Remember WFS-441? Of course you do. We came to call it Solo, but it was also referred to as 441 OOPS because, well...
Here's what it looked like when we first made acquaintances. We didn't catch it right at the beginning, but pretty close to it nevertheless.
Well, I'm happy to report that three short months later, Solo is back from being painted, and...
So I'm going to do two things I've never tried before on here: 1. the gallery feature on the Wix blogging platform so I can pack more photos in that I could otherwise and 2. shutting up for a minute so you can enjoy them.
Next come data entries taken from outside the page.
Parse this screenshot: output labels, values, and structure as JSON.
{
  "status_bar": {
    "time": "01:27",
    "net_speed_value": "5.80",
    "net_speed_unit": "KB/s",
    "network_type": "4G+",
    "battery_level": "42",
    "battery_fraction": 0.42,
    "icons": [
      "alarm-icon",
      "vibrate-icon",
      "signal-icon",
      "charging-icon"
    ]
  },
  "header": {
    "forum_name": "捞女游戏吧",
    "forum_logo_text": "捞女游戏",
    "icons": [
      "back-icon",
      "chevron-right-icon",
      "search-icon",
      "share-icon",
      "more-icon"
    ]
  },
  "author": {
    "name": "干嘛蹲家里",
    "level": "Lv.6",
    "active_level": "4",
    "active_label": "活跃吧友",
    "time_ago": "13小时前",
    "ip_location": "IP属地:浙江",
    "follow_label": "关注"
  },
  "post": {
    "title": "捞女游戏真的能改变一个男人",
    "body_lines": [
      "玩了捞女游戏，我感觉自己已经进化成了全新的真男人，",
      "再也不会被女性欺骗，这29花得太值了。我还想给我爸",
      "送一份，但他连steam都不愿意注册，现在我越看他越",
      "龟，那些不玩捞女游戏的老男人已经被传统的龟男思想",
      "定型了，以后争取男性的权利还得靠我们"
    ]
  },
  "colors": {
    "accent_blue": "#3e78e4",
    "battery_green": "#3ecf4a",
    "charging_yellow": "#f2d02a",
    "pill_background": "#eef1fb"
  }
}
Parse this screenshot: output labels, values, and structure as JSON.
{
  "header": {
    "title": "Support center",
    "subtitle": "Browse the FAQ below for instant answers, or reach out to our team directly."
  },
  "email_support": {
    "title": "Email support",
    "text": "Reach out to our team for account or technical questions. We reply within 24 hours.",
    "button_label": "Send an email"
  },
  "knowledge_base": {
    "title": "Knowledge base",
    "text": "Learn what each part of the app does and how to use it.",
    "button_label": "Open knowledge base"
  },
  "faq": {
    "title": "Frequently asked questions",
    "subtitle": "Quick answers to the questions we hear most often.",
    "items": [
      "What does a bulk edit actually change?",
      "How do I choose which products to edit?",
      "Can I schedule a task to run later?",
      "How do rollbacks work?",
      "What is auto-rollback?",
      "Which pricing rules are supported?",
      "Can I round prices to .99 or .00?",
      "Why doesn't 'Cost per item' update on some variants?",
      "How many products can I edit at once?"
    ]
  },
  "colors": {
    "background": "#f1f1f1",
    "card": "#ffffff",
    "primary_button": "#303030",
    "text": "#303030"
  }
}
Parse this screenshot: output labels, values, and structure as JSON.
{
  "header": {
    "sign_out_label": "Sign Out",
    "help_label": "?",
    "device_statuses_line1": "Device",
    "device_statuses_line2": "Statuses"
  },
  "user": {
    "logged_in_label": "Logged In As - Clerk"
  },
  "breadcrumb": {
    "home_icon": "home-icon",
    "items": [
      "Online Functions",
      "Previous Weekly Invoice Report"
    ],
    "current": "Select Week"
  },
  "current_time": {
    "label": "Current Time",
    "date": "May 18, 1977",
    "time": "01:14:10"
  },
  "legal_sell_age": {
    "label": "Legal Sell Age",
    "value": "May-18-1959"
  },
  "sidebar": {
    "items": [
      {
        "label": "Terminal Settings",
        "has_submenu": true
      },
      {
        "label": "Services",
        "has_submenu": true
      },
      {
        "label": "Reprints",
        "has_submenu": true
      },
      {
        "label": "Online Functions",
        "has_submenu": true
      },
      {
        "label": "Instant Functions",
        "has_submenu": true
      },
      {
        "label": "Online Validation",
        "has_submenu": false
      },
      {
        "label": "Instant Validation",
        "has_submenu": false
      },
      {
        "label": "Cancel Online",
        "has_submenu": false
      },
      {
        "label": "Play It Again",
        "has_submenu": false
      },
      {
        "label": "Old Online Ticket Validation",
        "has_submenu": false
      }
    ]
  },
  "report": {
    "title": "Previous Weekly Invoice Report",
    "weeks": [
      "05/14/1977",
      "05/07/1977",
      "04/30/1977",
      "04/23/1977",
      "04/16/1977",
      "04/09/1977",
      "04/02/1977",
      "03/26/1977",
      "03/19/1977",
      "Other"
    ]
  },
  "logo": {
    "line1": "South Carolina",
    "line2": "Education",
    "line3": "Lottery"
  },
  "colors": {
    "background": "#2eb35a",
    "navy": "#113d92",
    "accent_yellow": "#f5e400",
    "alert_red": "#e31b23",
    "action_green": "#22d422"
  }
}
In all sincerity, seeing my first project from (near enough that I'm counting it) start to finish has been tremendously satisfying. Of all of my photography missions, roughly 98% are to check up on things that are in various stages of "not done." But, for the first time, this is in the other 2% without having more or less been served up to me (I still remember that my first major set of photos was a finished pump skid that I didn't see being built, for example). I had to be patient with this one, and the payoff was more than worth it.
As always, all the credit in the world to the hard-working men and women back in building three. It really is so phenomenal how they can take literally just a truck chassis and get this beautiful-looking acid truck together in a relatively short time, a gigantic thing that has complexity and engineering behind it well beyond what I've figured out so far.
Actually, I'm a bit premature in calling it finished, because there is one more quick thing it needs after we parked it out in front of our office building for this photo shoot (shoutout to Jill and Jen, who jumped outside to watch me take the pictures, you can see them in the one shot): signage and lights. Back to the fab shop we go, one last time.
Built by Summit Sales & Equipment, Wooster, OH. Sure was. We (well, they, I mostly just write Instagram captions and paid search keywords) built the heck out of that one.